    View details for DOI 10.1002/cncy.22213

    View details for Web of Science ID 000497737300001

    View details for PubMedID 31751003

  • Integration of rare cell capture technology into cytologic evaluation of cerebrospinal fluid specimens from patients with solid tumors and suspected leptomeningeal metastasis. Journal of the American Society of Cytopathology Torre, M., Lee, E. Q., Chukwueke, U. N., Nayak, L., Cibas, E. S., Lowe, A. C. 2019

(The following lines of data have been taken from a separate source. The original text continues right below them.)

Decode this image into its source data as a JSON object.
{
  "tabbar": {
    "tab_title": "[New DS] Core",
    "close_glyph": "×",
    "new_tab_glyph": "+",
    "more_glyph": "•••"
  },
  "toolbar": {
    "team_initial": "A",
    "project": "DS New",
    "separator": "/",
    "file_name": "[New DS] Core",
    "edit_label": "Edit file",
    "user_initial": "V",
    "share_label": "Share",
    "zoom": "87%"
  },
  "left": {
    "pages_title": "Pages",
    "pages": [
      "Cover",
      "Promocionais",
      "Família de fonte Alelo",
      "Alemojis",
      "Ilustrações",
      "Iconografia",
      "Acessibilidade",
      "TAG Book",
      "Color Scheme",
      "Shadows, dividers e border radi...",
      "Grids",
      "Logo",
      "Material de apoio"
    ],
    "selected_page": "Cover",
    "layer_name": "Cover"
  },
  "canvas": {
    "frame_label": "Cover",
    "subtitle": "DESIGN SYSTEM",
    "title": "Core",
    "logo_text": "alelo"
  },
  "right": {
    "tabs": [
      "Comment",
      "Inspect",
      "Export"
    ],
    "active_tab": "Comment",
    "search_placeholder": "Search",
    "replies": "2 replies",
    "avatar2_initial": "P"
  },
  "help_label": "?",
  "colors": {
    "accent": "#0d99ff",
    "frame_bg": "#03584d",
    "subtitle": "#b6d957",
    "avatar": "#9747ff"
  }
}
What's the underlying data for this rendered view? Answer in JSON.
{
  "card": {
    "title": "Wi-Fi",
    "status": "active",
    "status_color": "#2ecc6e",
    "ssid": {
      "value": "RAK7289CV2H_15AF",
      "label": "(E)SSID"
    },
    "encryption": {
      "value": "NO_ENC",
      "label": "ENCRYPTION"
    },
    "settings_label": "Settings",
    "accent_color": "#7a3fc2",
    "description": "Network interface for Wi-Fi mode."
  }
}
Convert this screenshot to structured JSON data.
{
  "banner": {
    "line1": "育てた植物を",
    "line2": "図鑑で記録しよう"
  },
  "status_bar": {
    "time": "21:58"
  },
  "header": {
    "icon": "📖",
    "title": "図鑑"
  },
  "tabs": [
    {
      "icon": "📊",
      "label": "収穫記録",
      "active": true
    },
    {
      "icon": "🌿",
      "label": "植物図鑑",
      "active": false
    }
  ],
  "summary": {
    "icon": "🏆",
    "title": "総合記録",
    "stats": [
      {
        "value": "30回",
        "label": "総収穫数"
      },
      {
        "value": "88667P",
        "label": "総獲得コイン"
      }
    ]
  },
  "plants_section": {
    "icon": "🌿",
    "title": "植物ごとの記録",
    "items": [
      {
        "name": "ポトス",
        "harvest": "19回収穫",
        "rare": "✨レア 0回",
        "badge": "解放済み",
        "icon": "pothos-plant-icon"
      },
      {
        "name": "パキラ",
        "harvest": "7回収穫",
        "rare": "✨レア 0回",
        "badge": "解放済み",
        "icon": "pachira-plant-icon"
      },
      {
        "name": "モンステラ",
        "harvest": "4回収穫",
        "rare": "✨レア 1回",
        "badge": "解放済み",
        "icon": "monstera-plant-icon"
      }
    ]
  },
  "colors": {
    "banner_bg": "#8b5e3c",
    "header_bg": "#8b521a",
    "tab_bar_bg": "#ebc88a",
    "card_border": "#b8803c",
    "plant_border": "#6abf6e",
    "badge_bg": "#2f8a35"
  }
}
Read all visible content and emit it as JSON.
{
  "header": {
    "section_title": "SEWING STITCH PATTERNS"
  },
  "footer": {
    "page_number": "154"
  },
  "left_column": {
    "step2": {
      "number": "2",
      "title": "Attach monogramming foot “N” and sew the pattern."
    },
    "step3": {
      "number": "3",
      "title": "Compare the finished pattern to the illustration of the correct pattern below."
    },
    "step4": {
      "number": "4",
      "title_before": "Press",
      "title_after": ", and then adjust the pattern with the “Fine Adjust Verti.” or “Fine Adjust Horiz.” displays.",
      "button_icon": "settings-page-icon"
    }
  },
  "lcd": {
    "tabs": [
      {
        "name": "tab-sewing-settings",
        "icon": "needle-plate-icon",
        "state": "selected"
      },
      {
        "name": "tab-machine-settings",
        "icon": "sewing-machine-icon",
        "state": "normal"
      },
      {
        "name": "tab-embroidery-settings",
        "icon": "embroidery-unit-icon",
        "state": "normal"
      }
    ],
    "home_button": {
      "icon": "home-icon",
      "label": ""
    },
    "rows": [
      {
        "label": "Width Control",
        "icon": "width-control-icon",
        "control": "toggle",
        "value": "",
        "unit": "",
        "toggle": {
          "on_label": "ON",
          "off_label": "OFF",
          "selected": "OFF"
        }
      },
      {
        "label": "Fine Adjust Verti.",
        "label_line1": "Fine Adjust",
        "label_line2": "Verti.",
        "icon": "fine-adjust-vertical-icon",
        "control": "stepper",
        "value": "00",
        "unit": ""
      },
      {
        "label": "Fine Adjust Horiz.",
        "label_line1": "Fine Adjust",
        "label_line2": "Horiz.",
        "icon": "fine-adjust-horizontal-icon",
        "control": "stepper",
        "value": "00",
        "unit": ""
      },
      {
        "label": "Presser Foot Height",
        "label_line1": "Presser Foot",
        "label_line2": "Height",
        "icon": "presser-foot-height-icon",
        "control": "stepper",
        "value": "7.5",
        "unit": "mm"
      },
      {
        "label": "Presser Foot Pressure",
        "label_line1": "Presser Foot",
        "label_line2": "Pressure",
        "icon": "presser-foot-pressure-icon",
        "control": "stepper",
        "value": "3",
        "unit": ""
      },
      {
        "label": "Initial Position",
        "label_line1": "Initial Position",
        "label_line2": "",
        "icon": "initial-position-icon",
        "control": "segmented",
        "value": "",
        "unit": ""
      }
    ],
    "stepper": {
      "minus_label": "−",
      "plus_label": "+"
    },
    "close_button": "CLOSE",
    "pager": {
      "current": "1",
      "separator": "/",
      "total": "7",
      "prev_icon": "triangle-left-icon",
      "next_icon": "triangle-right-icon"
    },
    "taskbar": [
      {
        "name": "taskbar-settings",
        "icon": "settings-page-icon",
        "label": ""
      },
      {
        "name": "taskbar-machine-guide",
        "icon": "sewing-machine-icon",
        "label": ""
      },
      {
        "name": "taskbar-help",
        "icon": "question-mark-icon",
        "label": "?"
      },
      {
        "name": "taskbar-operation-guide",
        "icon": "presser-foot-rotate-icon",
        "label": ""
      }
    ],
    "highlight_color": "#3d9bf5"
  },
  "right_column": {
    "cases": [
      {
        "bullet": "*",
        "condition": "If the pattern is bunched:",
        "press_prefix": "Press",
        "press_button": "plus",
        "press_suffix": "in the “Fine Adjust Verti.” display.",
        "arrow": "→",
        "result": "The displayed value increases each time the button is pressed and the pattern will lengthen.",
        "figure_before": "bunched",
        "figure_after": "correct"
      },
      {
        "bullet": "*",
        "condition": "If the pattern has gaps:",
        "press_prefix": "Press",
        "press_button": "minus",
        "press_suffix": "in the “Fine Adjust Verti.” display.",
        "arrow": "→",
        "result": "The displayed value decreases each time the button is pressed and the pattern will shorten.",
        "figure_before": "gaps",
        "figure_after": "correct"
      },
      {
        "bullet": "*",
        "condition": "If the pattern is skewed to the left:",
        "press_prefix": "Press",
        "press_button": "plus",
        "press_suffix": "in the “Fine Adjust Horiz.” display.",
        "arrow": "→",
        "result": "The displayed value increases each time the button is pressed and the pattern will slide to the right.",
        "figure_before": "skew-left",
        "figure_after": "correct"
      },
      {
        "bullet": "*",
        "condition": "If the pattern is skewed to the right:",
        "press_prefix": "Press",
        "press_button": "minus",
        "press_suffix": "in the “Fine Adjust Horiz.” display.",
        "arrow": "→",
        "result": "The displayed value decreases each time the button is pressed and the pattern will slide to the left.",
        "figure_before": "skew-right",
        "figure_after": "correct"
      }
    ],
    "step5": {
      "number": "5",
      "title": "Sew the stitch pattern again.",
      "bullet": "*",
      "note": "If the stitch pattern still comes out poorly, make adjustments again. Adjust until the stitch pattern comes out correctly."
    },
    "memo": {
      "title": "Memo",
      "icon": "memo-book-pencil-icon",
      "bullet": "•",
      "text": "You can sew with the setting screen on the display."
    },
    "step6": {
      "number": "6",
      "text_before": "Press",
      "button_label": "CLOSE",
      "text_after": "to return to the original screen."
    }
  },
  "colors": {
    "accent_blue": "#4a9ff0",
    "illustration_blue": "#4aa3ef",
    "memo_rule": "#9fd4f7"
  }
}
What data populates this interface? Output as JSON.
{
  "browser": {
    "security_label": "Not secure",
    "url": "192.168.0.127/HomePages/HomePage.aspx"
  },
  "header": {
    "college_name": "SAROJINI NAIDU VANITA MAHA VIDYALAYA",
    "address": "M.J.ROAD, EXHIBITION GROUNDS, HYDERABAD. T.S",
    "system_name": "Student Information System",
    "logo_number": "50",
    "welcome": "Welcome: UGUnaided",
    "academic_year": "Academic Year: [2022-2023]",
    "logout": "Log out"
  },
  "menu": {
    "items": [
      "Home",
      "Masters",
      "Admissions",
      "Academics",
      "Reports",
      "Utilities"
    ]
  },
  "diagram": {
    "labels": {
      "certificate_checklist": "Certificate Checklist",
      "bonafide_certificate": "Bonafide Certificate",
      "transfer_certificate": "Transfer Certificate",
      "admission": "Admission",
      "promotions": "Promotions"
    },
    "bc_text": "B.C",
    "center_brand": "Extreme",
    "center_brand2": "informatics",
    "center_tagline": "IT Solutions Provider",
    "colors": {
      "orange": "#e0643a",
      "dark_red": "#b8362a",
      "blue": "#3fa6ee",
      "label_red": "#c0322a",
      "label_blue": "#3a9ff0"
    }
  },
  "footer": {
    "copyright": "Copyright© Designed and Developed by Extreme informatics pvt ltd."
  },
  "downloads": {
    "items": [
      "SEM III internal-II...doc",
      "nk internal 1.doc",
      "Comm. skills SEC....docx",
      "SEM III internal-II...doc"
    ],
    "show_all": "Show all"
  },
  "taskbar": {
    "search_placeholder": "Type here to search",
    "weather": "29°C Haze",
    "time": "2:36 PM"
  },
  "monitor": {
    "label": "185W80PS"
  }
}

    INTRODUCTION: Dissemination of tumor to the leptomeninges, subarachnoid space, and cerebrospinal fluid (CSF) is termed leptomeningeal metastasis (LM) and occurs in approximately 5% of patients with solid tumors. LM is associated with dismal clinical prognosis, and routine cytologic and radiologic methods for diagnosing LM have limited sensitivity. The CellSearch immunomagnetic rare cell capture assay is FDA-approved to detect circulating tumor cells (CTCs) in peripheral blood, but whether it may have a role in identifying CSF CTCs is still unclear.MATERIAL AND METHODS: CSF specimens from 20 patients with clinically suspected solid tumor LM collected from 2 institutions between October 2016 and January 2019 were evaluated with routine CSF cytology and underwent concurrent CTC testing with the CellSearch assay (Menarini-Silicon Biosystems, Huntingdon Valley, PA). The results of CTC testing were compared to routine CSF cytology and radiologic studies for detecting LM.RESULTS: The CellSearch assay achieved a sensitivity of 88.9% and specificity of 100% for detecting LM (using a threshold of 1 CTC/mL of CSF as the definition of a positive CTC result). One patient with negative CSF cytology but positive CTCs developed positive cytology 37 days later.CONCLUSIONS: In this proof-of-principle pilot study, we demonstrate that the CellSearch assay can be successfully integrated with the routine CSF cytologic workflow to aid in the diagnosis of solid tumor LM. Importantly, CTCs detected by this rare cell capture assay are found in a subset of patients with non-positive routine CSF cytology, which may have significant implications for patient management.

    View details for DOI 10.1016/j.jasc.2019.09.001

    View details for PubMedID 31606331